  1. Assist mothers in obtaining treatment, maintaining recovery, and resolving the complex problems associated with their substance abuse
  2. Guarantee that the children are in a safe environment and receiving appropriate health care
  3. Effectively link families with community resources
  4. Demonstrate successful strategies for working with this population in order to prevent the risk of future drug- and alcohol-affected children

Program Strategies

The program does not provide direct alcohol, drug treatment or clinical services, but instead offers consistent home visitation and links women and their families with a comprehensive array of existing community resources. Paraprofessional advocates have a maximum caseload of 15 families. They visit client homes, transport clients and their children to important appointments, link clients with appropriate service providers, and work actively within the context of the extended family.

Clients are not required to obtain alcohol/drug treatment in order to participate, and are never asked to leave the program because of relapse or setbacks. Advocates trace clients who are missing, stay in contact with the client's family members, and provide advocacy services for the target child regardless of who has custody of the child.

Population Focus

Participants are high-risk substance abusing women. Criteria for inclusion in the program include chronic alcohol and/or drug use during pregnancy, and little connection with community service providers, including little or no prenatal care.

Suitable Settings

Advocates visit participants in their homes and accompany them to community service provider offices.

Required Resources

Advocates are hired with at least 4 years of prior community-based experience related to prenatal substance abuse or associated problems, or the equivalent combination of education and experience.
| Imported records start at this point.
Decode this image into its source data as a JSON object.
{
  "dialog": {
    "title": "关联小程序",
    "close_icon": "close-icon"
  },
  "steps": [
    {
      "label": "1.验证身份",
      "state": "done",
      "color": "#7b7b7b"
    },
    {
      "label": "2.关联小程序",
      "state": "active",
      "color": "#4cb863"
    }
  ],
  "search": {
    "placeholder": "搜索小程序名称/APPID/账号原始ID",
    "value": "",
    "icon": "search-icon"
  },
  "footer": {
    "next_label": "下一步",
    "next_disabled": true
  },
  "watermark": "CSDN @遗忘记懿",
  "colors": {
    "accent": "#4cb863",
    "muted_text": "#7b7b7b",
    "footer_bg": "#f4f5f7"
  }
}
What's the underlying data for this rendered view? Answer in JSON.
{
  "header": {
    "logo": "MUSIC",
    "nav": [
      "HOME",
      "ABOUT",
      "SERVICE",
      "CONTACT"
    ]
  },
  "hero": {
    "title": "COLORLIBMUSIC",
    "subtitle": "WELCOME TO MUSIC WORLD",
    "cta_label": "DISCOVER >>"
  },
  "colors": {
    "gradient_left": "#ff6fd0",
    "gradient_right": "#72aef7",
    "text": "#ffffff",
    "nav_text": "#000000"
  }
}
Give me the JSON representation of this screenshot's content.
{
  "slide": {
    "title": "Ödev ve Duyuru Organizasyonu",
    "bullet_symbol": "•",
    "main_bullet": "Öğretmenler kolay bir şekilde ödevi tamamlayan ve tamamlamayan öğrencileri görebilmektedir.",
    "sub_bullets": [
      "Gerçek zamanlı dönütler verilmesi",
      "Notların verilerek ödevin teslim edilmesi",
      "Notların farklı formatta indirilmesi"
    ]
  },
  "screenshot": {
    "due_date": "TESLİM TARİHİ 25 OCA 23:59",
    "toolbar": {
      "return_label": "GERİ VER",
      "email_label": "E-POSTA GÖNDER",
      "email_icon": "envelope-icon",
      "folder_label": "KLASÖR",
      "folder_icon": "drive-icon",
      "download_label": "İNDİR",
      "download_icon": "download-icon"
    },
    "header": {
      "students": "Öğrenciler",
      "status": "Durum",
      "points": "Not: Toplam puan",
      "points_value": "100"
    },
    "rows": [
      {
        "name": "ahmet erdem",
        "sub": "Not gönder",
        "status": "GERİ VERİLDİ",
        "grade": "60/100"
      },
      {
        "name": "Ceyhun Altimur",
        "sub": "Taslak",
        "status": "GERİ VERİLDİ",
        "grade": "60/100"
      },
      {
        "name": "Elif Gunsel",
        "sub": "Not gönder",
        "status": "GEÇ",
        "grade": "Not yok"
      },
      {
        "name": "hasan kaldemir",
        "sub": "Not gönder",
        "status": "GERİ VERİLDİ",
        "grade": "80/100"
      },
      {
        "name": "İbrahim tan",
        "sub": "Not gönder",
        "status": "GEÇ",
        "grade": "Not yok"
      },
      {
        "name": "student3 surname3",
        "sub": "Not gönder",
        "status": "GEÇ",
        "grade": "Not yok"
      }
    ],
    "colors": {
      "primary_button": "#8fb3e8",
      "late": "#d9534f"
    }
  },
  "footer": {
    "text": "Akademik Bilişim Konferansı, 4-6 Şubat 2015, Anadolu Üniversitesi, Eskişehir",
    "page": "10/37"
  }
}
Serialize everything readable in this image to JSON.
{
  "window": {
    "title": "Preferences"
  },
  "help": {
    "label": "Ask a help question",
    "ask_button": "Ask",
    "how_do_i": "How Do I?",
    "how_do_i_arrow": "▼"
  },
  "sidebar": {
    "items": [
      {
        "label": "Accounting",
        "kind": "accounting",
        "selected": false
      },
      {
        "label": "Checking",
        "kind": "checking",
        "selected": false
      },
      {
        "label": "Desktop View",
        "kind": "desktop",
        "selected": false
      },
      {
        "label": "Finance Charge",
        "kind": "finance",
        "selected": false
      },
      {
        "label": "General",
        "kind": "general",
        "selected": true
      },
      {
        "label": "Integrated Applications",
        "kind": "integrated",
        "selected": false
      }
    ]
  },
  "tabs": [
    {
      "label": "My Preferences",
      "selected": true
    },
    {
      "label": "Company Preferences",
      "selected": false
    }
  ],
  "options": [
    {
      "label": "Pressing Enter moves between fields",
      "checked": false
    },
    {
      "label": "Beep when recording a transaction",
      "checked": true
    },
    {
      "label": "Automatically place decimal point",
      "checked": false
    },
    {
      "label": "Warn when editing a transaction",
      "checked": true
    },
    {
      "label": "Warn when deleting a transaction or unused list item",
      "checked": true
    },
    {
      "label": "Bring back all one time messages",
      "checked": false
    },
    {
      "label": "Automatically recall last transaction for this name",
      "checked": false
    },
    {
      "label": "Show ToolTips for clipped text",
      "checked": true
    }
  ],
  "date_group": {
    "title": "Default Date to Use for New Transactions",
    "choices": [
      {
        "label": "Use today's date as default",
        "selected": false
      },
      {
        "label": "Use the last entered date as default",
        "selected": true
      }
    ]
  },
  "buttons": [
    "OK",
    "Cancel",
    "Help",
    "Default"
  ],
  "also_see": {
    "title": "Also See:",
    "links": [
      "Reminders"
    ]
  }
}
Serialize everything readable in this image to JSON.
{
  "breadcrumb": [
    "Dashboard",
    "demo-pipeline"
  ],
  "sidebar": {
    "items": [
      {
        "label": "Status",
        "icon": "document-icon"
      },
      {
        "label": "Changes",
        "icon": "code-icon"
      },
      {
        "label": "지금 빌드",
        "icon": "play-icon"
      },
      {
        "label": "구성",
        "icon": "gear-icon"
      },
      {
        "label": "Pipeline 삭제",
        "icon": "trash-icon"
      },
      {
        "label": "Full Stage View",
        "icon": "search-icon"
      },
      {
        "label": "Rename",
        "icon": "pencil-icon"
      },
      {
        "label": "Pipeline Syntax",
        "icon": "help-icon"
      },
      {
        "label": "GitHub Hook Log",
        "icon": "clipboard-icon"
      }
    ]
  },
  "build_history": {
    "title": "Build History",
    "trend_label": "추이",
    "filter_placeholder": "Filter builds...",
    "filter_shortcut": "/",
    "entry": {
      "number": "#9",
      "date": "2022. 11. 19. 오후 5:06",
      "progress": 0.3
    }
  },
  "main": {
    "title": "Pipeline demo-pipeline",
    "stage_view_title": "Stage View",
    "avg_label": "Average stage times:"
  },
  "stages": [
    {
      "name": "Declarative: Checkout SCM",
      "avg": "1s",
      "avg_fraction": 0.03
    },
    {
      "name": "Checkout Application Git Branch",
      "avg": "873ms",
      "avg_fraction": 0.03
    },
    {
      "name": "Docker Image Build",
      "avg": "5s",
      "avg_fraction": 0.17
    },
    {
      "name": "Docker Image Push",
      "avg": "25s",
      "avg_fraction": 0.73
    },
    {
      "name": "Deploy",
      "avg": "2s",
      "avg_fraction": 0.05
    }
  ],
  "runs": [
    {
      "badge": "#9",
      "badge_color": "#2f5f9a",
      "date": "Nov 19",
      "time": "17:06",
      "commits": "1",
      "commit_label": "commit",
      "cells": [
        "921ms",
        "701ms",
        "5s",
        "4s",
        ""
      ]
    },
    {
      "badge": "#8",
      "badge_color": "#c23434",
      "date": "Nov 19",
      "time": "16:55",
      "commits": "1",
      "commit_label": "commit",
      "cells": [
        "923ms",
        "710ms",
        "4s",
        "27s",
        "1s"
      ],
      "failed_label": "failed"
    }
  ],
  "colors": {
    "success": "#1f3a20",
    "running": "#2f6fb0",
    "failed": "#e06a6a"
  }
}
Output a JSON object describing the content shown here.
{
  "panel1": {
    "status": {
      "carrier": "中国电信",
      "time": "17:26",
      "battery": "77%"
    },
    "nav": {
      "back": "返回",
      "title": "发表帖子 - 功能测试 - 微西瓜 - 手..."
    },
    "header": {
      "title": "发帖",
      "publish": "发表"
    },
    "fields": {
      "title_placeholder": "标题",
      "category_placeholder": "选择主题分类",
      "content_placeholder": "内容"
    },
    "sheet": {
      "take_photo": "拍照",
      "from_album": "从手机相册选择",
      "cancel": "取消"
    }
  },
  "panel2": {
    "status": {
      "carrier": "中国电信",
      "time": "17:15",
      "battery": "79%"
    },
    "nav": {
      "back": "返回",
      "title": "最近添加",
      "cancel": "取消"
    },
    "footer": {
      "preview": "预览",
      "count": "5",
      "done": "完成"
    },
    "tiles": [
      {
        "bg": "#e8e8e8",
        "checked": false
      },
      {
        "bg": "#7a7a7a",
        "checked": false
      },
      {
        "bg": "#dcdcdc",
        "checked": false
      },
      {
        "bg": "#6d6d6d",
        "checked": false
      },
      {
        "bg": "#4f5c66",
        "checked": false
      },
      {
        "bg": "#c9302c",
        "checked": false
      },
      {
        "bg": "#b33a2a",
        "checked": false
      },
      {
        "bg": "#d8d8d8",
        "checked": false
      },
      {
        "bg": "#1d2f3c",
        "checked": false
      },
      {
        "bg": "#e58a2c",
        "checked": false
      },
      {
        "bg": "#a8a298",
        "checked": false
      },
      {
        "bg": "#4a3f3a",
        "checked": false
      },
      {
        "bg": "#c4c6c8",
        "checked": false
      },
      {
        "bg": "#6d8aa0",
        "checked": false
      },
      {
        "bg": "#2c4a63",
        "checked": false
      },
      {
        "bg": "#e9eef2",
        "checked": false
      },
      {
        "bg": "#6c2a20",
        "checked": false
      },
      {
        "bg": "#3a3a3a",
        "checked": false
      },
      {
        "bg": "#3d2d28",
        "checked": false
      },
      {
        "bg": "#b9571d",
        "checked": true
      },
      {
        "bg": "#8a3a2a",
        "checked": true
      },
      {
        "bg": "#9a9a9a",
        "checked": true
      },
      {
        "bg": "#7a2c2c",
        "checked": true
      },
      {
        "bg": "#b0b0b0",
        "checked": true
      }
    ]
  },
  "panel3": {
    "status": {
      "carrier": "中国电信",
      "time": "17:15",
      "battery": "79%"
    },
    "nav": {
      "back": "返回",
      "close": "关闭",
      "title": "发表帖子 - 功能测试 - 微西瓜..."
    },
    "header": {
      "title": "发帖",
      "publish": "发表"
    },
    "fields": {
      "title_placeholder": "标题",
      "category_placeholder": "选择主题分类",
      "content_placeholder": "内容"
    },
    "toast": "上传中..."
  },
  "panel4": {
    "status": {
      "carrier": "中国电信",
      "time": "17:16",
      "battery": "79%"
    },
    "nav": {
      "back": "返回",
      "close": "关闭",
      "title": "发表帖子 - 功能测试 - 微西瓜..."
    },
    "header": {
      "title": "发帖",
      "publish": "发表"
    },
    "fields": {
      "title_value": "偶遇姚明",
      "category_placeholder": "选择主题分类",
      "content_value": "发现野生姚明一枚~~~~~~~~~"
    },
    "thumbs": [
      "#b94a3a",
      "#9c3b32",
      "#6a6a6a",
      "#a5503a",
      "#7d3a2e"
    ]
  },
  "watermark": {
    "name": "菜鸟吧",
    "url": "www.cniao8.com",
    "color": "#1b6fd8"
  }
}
Comprehensive supervision and training are essential to a successful paraprofessional program. Clinical supervisors meet individually with advocates on a weekly basis to review cases, and they conduct group staffing meetings weekly. Supervisors provide initial intensive training and arrange ongoing training sessions with representatives from key provider agencies (e.g., Children's Protective Services, Planned Parenthood) in order for advocates to learn the dynamics of the agencies and work more effectively with them, and for agency staff to be introduced to the role of the advocates.

Implementation Timeline

The intervention lasts 36 months. Advocates visit client homes weekly for the first 6 weeks, then biweekly or more frequently, depending on client needs.


Major program outcomes included:

  • Clients with the highest level of involvement with their advocates (> 1.5 hours per week on average over the 36-month intervention) were more than twice as likely to have completed inpatient treatment than those least involved (< 30 minutes per week).
  • Sixty-seven percent of the most involved clients, compared to only 40% of the clients least involved and 32% of the control group, had a period of abstinence from alcohol or drugs for one year or more during the 36-month intervention.
  • The most involved clients were less likely to become pregnant during the 36 months compared to the least involved clients (40% vs. 67%), and were also less likely to have had a subsequent birth (20% vs. 53%).
  • The full client group was more satisfactorily connected with needed service providers than the control group at 36 months.

Contact Information

For indepth information on this program, please use the contact listed below.

Program Developer

Therese M. Grant, Ph.D.
Associate Professor, University of Washington School of Medicine
Director, Washington State Parent-Child Assistance Program
180 Nickerson Street, Suite 309
Seattle, WA 98109
Phone: (206) 543-7155
Fax: (206) 685-2903
Web site: www.depts.washington.edu/pcapuw/

In March 2002, this program was designated as a Promising Program under SAMHSA's previous National Registry of Effective Prevention Programs system.